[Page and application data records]
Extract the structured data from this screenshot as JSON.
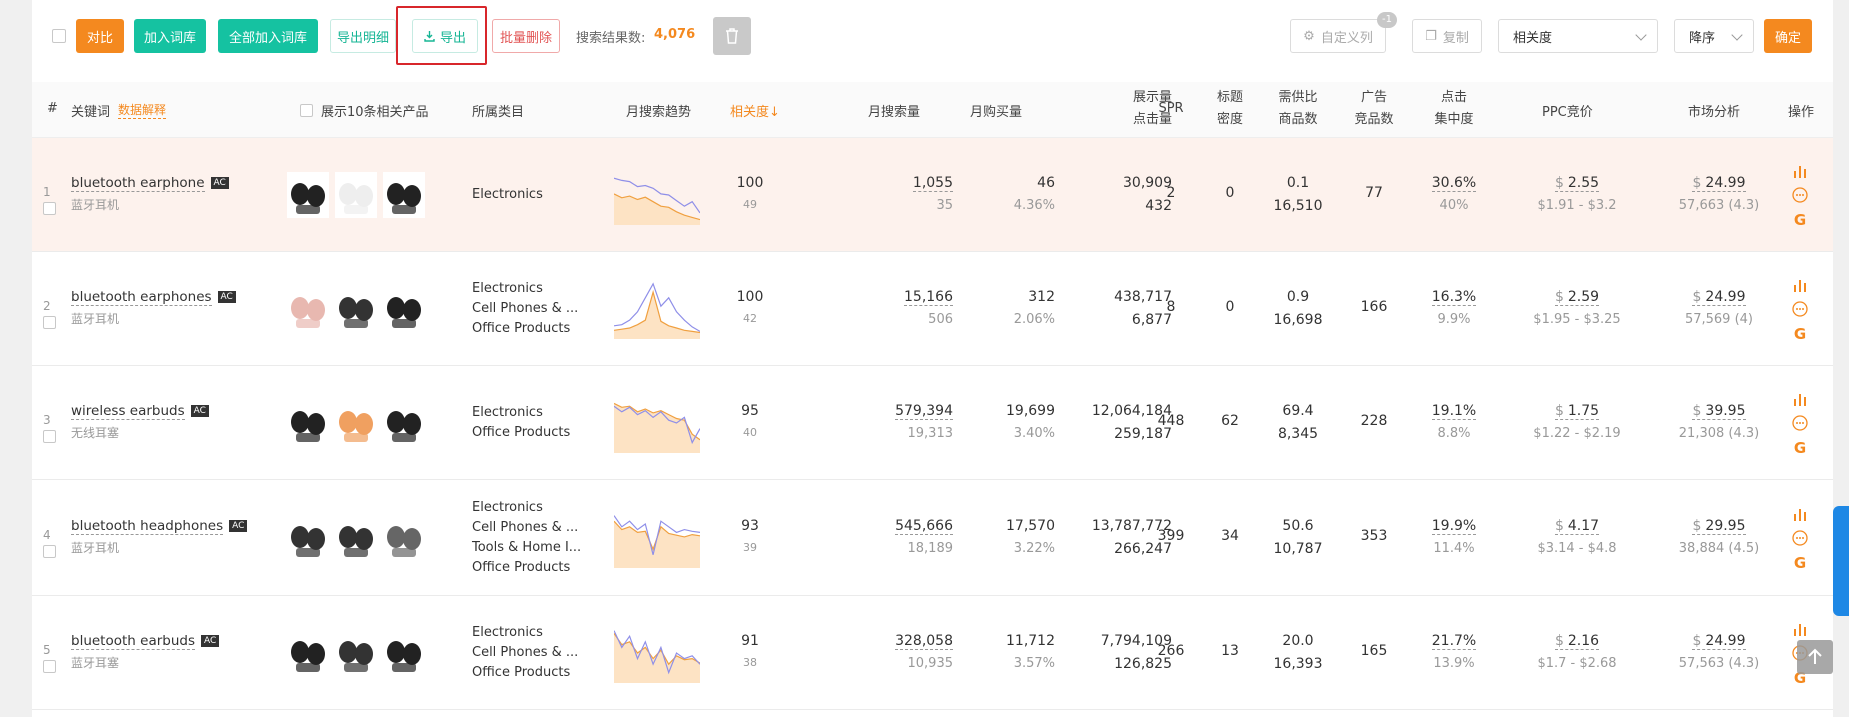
{
  "toolbar": {
    "compare": "对比",
    "add_to_library": "加入词库",
    "add_all_to_library": "全部加入词库",
    "export_detail": "导出明细",
    "export": "导出",
    "batch_delete": "批量删除",
    "result_label": "搜索结果数:",
    "result_count": "4,076",
    "custom_columns": "自定义列",
    "custom_columns_badge": "-1",
    "copy": "复制",
    "sort_field": "相关度",
    "sort_order": "降序",
    "confirm": "确定"
  },
  "headers": {
    "index": "#",
    "keyword": "关键词",
    "data_explain": "数据解释",
    "show_products": "展示10条相关产品",
    "category": "所属类目",
    "trend": "月搜索趋势",
    "relevance": "相关度↓",
    "monthly_search": "月搜索量",
    "monthly_purchase": "月购买量",
    "impressions": "展示量",
    "clicks": "点击量",
    "spr": "SPR",
    "title_density_1": "标题",
    "title_density_2": "密度",
    "supply_demand_1": "需供比",
    "supply_demand_2": "商品数",
    "ads_1": "广告",
    "ads_2": "竞品数",
    "click_conc_1": "点击",
    "click_conc_2": "集中度",
    "ppc": "PPC竞价",
    "market": "市场分析",
    "ops": "操作"
  },
  "rows": [
    {
      "index": "1",
      "keyword": "bluetooth earphone",
      "ac": "AC",
      "translation": "蓝牙耳机",
      "categories": [
        "Electronics"
      ],
      "relevance": "100",
      "relevance_sub": "49",
      "search": "1,055",
      "search_sub": "35",
      "purchase": "46",
      "purchase_sub": "4.36%",
      "impressions": "30,909",
      "clicks": "432",
      "spr": "2",
      "density": "0",
      "ratio": "0.1",
      "products": "16,510",
      "ads": "77",
      "conc": "30.6%",
      "conc_sub": "40%",
      "ppc_symbol": "$",
      "ppc": "2.55",
      "ppc_range": "$1.91 - $3.2",
      "price_symbol": "$",
      "price": "24.99",
      "price_sub": "57,663 (4.3)",
      "trend_blue": [
        0.2,
        0.24,
        0.26,
        0.35,
        0.33,
        0.38,
        0.48,
        0.5,
        0.6,
        0.7,
        0.62,
        0.82
      ],
      "trend_orange": [
        0.48,
        0.55,
        0.52,
        0.58,
        0.54,
        0.62,
        0.7,
        0.72,
        0.8,
        0.86,
        0.9,
        0.94
      ]
    },
    {
      "index": "2",
      "keyword": "bluetooth earphones",
      "ac": "AC",
      "translation": "蓝牙耳机",
      "categories": [
        "Electronics",
        "Cell Phones & ...",
        "Office Products"
      ],
      "relevance": "100",
      "relevance_sub": "42",
      "search": "15,166",
      "search_sub": "506",
      "purchase": "312",
      "purchase_sub": "2.06%",
      "impressions": "438,717",
      "clicks": "6,877",
      "spr": "8",
      "density": "0",
      "ratio": "0.9",
      "products": "16,698",
      "ads": "166",
      "conc": "16.3%",
      "conc_sub": "9.9%",
      "ppc_symbol": "$",
      "ppc": "2.59",
      "ppc_range": "$1.95 - $3.25",
      "price_symbol": "$",
      "price": "24.99",
      "price_sub": "57,569 (4)",
      "trend_blue": [
        0.8,
        0.78,
        0.7,
        0.55,
        0.3,
        0.05,
        0.45,
        0.3,
        0.55,
        0.7,
        0.82,
        0.9
      ],
      "trend_orange": [
        0.88,
        0.86,
        0.84,
        0.78,
        0.7,
        0.2,
        0.72,
        0.8,
        0.84,
        0.88,
        0.9,
        0.92
      ]
    },
    {
      "index": "3",
      "keyword": "wireless earbuds",
      "ac": "AC",
      "translation": "无线耳塞",
      "categories": [
        "Electronics",
        "Office Products"
      ],
      "relevance": "95",
      "relevance_sub": "40",
      "search": "579,394",
      "search_sub": "19,313",
      "purchase": "19,699",
      "purchase_sub": "3.40%",
      "impressions": "12,064,184",
      "clicks": "259,187",
      "spr": "448",
      "density": "62",
      "ratio": "69.4",
      "products": "8,345",
      "ads": "228",
      "conc": "19.1%",
      "conc_sub": "8.8%",
      "ppc_symbol": "$",
      "ppc": "1.75",
      "ppc_range": "$1.22 - $2.19",
      "price_symbol": "$",
      "price": "39.95",
      "price_sub": "21,308 (4.3)",
      "trend_blue": [
        0.2,
        0.3,
        0.22,
        0.35,
        0.28,
        0.4,
        0.3,
        0.45,
        0.5,
        0.4,
        0.85,
        0.6
      ],
      "trend_orange": [
        0.15,
        0.22,
        0.2,
        0.3,
        0.25,
        0.32,
        0.28,
        0.35,
        0.42,
        0.45,
        0.7,
        0.8
      ]
    },
    {
      "index": "4",
      "keyword": "bluetooth headphones",
      "ac": "AC",
      "translation": "蓝牙耳机",
      "categories": [
        "Electronics",
        "Cell Phones & ...",
        "Tools & Home I...",
        "Office Products"
      ],
      "relevance": "93",
      "relevance_sub": "39",
      "search": "545,666",
      "search_sub": "18,189",
      "purchase": "17,570",
      "purchase_sub": "3.22%",
      "impressions": "13,787,772",
      "clicks": "266,247",
      "spr": "399",
      "density": "34",
      "ratio": "50.6",
      "products": "10,787",
      "ads": "353",
      "conc": "19.9%",
      "conc_sub": "11.4%",
      "ppc_symbol": "$",
      "ppc": "4.17",
      "ppc_range": "$3.14 - $4.8",
      "price_symbol": "$",
      "price": "29.95",
      "price_sub": "38,884 (4.5)",
      "trend_blue": [
        0.1,
        0.3,
        0.2,
        0.35,
        0.25,
        0.8,
        0.2,
        0.3,
        0.4,
        0.35,
        0.38,
        0.4
      ],
      "trend_orange": [
        0.2,
        0.35,
        0.3,
        0.4,
        0.38,
        0.7,
        0.3,
        0.42,
        0.45,
        0.48,
        0.44,
        0.46
      ]
    },
    {
      "index": "5",
      "keyword": "bluetooth earbuds",
      "ac": "AC",
      "translation": "蓝牙耳塞",
      "categories": [
        "Electronics",
        "Cell Phones & ...",
        "Office Products"
      ],
      "relevance": "91",
      "relevance_sub": "38",
      "search": "328,058",
      "search_sub": "10,935",
      "purchase": "11,712",
      "purchase_sub": "3.57%",
      "impressions": "7,794,109",
      "clicks": "126,825",
      "spr": "266",
      "density": "13",
      "ratio": "20.0",
      "products": "16,393",
      "ads": "165",
      "conc": "21.7%",
      "conc_sub": "13.9%",
      "ppc_symbol": "$",
      "ppc": "2.16",
      "ppc_range": "$1.7 - $2.68",
      "price_symbol": "$",
      "price": "24.99",
      "price_sub": "57,563 (4.3)",
      "trend_blue": [
        0.1,
        0.4,
        0.2,
        0.6,
        0.3,
        0.7,
        0.4,
        0.85,
        0.5,
        0.6,
        0.55,
        0.7
      ],
      "trend_orange": [
        0.15,
        0.35,
        0.3,
        0.5,
        0.4,
        0.6,
        0.45,
        0.7,
        0.55,
        0.62,
        0.6,
        0.68
      ]
    }
  ],
  "colors": {
    "orange": "#f4891f",
    "green": "#15c2a1",
    "trend_blue": "#8f8fe8",
    "trend_orange": "#f0a040",
    "trend_fill": "#fde3c4"
  }
}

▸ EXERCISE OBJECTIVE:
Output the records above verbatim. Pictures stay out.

▸ EXERCISE RESPONSE:
Extract the structured data from this screenshot as JSON.
{
  "toolbar": {
    "compare": "对比",
    "add_to_library": "加入词库",
    "add_all_to_library": "全部加入词库",
    "export_detail": "导出明细",
    "export": "导出",
    "batch_delete": "批量删除",
    "result_label": "搜索结果数:",
    "result_count": "4,076",
    "custom_columns": "自定义列",
    "custom_columns_badge": "-1",
    "copy": "复制",
    "sort_field": "相关度",
    "sort_order": "降序",
    "confirm": "确定"
  },
  "headers": {
    "index": "#",
    "keyword": "关键词",
    "data_explain": "数据解释",
    "show_products": "展示10条相关产品",
    "category": "所属类目",
    "trend": "月搜索趋势",
    "relevance": "相关度↓",
    "monthly_search": "月搜索量",
    "monthly_purchase": "月购买量",
    "impressions": "展示量",
    "clicks": "点击量",
    "spr": "SPR",
    "title_density_1": "标题",
    "title_density_2": "密度",
    "supply_demand_1": "需供比",
    "supply_demand_2": "商品数",
    "ads_1": "广告",
    "ads_2": "竞品数",
    "click_conc_1": "点击",
    "click_conc_2": "集中度",
    "ppc": "PPC竞价",
    "market": "市场分析",
    "ops": "操作"
  },
  "rows": [
    {
      "index": "1",
      "keyword": "bluetooth earphone",
      "ac": "AC",
      "translation": "蓝牙耳机",
      "categories": [
        "Electronics"
      ],
      "relevance": "100",
      "relevance_sub": "49",
      "search": "1,055",
      "search_sub": "35",
      "purchase": "46",
      "purchase_sub": "4.36%",
      "impressions": "30,909",
      "clicks": "432",
      "spr": "2",
      "density": "0",
      "ratio": "0.1",
      "products": "16,510",
      "ads": "77",
      "conc": "30.6%",
      "conc_sub": "40%",
      "ppc_symbol": "$",
      "ppc": "2.55",
      "ppc_range": "$1.91 - $3.2",
      "price_symbol": "$",
      "price": "24.99",
      "price_sub": "57,663 (4.3)",
      "trend_blue": [
        0.2,
        0.24,
        0.26,
        0.35,
        0.33,
        0.38,
        0.48,
        0.5,
        0.6,
        0.7,
        0.62,
        0.82
      ],
      "trend_orange": [
        0.48,
        0.55,
        0.52,
        0.58,
        0.54,
        0.62,
        0.7,
        0.72,
        0.8,
        0.86,
        0.9,
        0.94
      ]
    },
    {
      "index": "2",
      "keyword": "bluetooth earphones",
      "ac": "AC",
      "translation": "蓝牙耳机",
      "categories": [
        "Electronics",
        "Cell Phones & ...",
        "Office Products"
      ],
      "relevance": "100",
      "relevance_sub": "42",
      "search": "15,166",
      "search_sub": "506",
      "purchase": "312",
      "purchase_sub": "2.06%",
      "impressions": "438,717",
      "clicks": "6,877",
      "spr": "8",
      "density": "0",
      "ratio": "0.9",
      "products": "16,698",
      "ads": "166",
      "conc": "16.3%",
      "conc_sub": "9.9%",
      "ppc_symbol": "$",
      "ppc": "2.59",
      "ppc_range": "$1.95 - $3.25",
      "price_symbol": "$",
      "price": "24.99",
      "price_sub": "57,569 (4)",
      "trend_blue": [
        0.8,
        0.78,
        0.7,
        0.55,
        0.3,
        0.05,
        0.45,
        0.3,
        0.55,
        0.7,
        0.82,
        0.9
      ],
      "trend_orange": [
        0.88,
        0.86,
        0.84,
        0.78,
        0.7,
        0.2,
        0.72,
        0.8,
        0.84,
        0.88,
        0.9,
        0.92
      ]
    },
    {
      "index": "3",
      "keyword": "wireless earbuds",
      "ac": "AC",
      "translation": "无线耳塞",
      "categories": [
        "Electronics",
        "Office Products"
      ],
      "relevance": "95",
      "relevance_sub": "40",
      "search": "579,394",
      "search_sub": "19,313",
      "purchase": "19,699",
      "purchase_sub": "3.40%",
      "impressions": "12,064,184",
      "clicks": "259,187",
      "spr": "448",
      "density": "62",
      "ratio": "69.4",
      "products": "8,345",
      "ads": "228",
      "conc": "19.1%",
      "conc_sub": "8.8%",
      "ppc_symbol": "$",
      "ppc": "1.75",
      "ppc_range": "$1.22 - $2.19",
      "price_symbol": "$",
      "price": "39.95",
      "price_sub": "21,308 (4.3)",
      "trend_blue": [
        0.2,
        0.3,
        0.22,
        0.35,
        0.28,
        0.4,
        0.3,
        0.45,
        0.5,
        0.4,
        0.85,
        0.6
      ],
      "trend_orange": [
        0.15,
        0.22,
        0.2,
        0.3,
        0.25,
        0.32,
        0.28,
        0.35,
        0.42,
        0.45,
        0.7,
        0.8
      ]
    },
    {
      "index": "4",
      "keyword": "bluetooth headphones",
      "ac": "AC",
      "translation": "蓝牙耳机",
      "categories": [
        "Electronics",
        "Cell Phones & ...",
        "Tools & Home I...",
        "Office Products"
      ],
      "relevance": "93",
      "relevance_sub": "39",
      "search": "545,666",
      "search_sub": "18,189",
      "purchase": "17,570",
      "purchase_sub": "3.22%",
      "impressions": "13,787,772",
      "clicks": "266,247",
      "spr": "399",
      "density": "34",
      "ratio": "50.6",
      "products": "10,787",
      "ads": "353",
      "conc": "19.9%",
      "conc_sub": "11.4%",
      "ppc_symbol": "$",
      "ppc": "4.17",
      "ppc_range": "$3.14 - $4.8",
      "price_symbol": "$",
      "price": "29.95",
      "price_sub": "38,884 (4.5)",
      "trend_blue": [
        0.1,
        0.3,
        0.2,
        0.35,
        0.25,
        0.8,
        0.2,
        0.3,
        0.4,
        0.35,
        0.38,
        0.4
      ],
      "trend_orange": [
        0.2,
        0.35,
        0.3,
        0.4,
        0.38,
        0.7,
        0.3,
        0.42,
        0.45,
        0.48,
        0.44,
        0.46
      ]
    },
    {
      "index": "5",
      "keyword": "bluetooth earbuds",
      "ac": "AC",
      "translation": "蓝牙耳塞",
      "categories": [
        "Electronics",
        "Cell Phones & ...",
        "Office Products"
      ],
      "relevance": "91",
      "relevance_sub": "38",
      "search": "328,058",
      "search_sub": "10,935",
      "purchase": "11,712",
      "purchase_sub": "3.57%",
      "impressions": "7,794,109",
      "clicks": "126,825",
      "spr": "266",
      "density": "13",
      "ratio": "20.0",
      "products": "16,393",
      "ads": "165",
      "conc": "21.7%",
      "conc_sub": "13.9%",
      "ppc_symbol": "$",
      "ppc": "2.16",
      "ppc_range": "$1.7 - $2.68",
      "price_symbol": "$",
      "price": "24.99",
      "price_sub": "57,563 (4.3)",
      "trend_blue": [
        0.1,
        0.4,
        0.2,
        0.6,
        0.3,
        0.7,
        0.4,
        0.85,
        0.5,
        0.6,
        0.55,
        0.7
      ],
      "trend_orange": [
        0.15,
        0.35,
        0.3,
        0.5,
        0.4,
        0.6,
        0.45,
        0.7,
        0.55,
        0.62,
        0.6,
        0.68
      ]
    }
  ],
  "colors": {
    "orange": "#f4891f",
    "green": "#15c2a1",
    "trend_blue": "#8f8fe8",
    "trend_orange": "#f0a040",
    "trend_fill": "#fde3c4"
  }
}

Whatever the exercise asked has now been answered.